Arizona has been blessed with a very robust crisis infrastructure and crisis system that allows us to be able to be responsive outside of the Crisis Counseling program … So when this program does sunset, I don’t feel it’s gonna be a big drop off. It’s just a transition of where people access the services, but I think the core of what’s being delivered will have a continuation thereafter.”

SM: What are future plans for the program?

JC: “So they do not see it being permanent under its current structure and status, so we are scheduled for it to sunset in March. So … we’ve built up plans for a wind down process, and not that services won’t be available, it’s just kind of the Resilient Arizona brand and the connection to FEMA and SAMHSA is going to transition more to a state-level service offering. So, we’re looking at alternative funding sources to keep the spirit and accessibility of the program alive. But it’ll look a little different.

Well over half the states have a crisis counseling program active, some [of which] may have already sunsetted. Ours was performing really well and still having a large impact on the community, and so that’s a big part of why it’s continued the duration that it has.”

SM: In terms of behavioral health services and programs, how do you think the state can better serve Arizonans in general?

JC: “The health care industry … was already struggling with workforce shortage issues and pay equity concerns regarding not keeping up with inflation rates and other things.
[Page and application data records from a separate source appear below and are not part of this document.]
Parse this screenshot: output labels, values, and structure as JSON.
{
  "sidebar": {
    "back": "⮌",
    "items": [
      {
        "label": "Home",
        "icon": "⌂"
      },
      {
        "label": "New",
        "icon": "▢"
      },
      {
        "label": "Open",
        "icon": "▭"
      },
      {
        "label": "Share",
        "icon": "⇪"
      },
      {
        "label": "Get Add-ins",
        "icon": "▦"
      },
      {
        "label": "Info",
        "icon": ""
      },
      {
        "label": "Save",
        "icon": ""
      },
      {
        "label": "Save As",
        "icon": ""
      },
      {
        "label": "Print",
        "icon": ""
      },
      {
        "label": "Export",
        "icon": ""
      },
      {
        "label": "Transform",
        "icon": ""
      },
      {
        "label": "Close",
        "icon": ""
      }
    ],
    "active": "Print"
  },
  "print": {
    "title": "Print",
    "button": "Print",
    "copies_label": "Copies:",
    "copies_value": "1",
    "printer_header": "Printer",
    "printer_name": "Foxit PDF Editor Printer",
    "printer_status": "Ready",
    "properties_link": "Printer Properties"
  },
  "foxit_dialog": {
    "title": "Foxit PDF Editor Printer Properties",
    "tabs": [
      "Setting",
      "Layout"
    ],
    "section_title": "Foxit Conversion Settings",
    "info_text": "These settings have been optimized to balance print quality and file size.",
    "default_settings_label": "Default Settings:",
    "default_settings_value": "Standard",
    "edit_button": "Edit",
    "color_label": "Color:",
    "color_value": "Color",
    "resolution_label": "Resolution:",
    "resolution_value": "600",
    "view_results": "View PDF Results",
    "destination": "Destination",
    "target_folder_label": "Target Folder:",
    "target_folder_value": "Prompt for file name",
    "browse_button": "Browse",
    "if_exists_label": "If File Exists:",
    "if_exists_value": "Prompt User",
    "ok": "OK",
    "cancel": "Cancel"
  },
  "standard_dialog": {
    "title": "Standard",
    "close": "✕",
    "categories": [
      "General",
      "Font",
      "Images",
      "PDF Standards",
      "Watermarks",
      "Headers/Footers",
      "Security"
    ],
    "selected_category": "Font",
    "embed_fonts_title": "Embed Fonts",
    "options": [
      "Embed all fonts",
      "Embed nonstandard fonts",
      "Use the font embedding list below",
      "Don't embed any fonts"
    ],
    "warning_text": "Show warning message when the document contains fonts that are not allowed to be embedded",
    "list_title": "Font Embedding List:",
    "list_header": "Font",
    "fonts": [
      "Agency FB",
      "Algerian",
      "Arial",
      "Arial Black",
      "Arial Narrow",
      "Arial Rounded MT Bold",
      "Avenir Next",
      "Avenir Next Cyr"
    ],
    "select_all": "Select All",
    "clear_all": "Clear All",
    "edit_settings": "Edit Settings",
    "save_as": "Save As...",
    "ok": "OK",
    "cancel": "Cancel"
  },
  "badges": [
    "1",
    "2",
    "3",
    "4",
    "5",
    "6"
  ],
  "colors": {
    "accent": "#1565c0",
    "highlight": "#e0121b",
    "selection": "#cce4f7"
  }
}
So the workforce challenges were hard. We’ve been hit hard as an industry … during the pandemic and [with] the mass exodus of folks leaving the industry. We’re not seeing the incoming volume of new graduates that are entering the field. It’s lower than the amount of folks leaving the field, and we have a large group of clinical staff and leadership that are going to be retiring in the next few years, and [we’re focusing on] being prepared for that … I think the workforce shortage, in reality, it’s nationwide, but we’re feeling the impact here in Arizona.

A lot of work is being done around that, in how we support and engage … How we look at other things like tuition reimbursement and improving pay, breaking down barriers when it comes to credentialing for clinicians, so we’re seeing improvement there, but that’s our biggest impact right now. I mean, throwing more money is great, but if we don’t have staff to hire, it’s kind of all for nothing at that point. 

So [we] continue to work on the workforce challenges and issues and make sure that these helping professions get the attention and support they need to be able to meet the community demands and needs. We’re doing really good in the urban areas, [but] rural and frontier regions still need support. When it comes to crisis services, we’re still heavily dependent on emergency departments and first responders to be that first line of defense when it comes to behavioral health emergencies and crises, and getting better supports in the rural areas I think would be a huge benefit and opportunity.”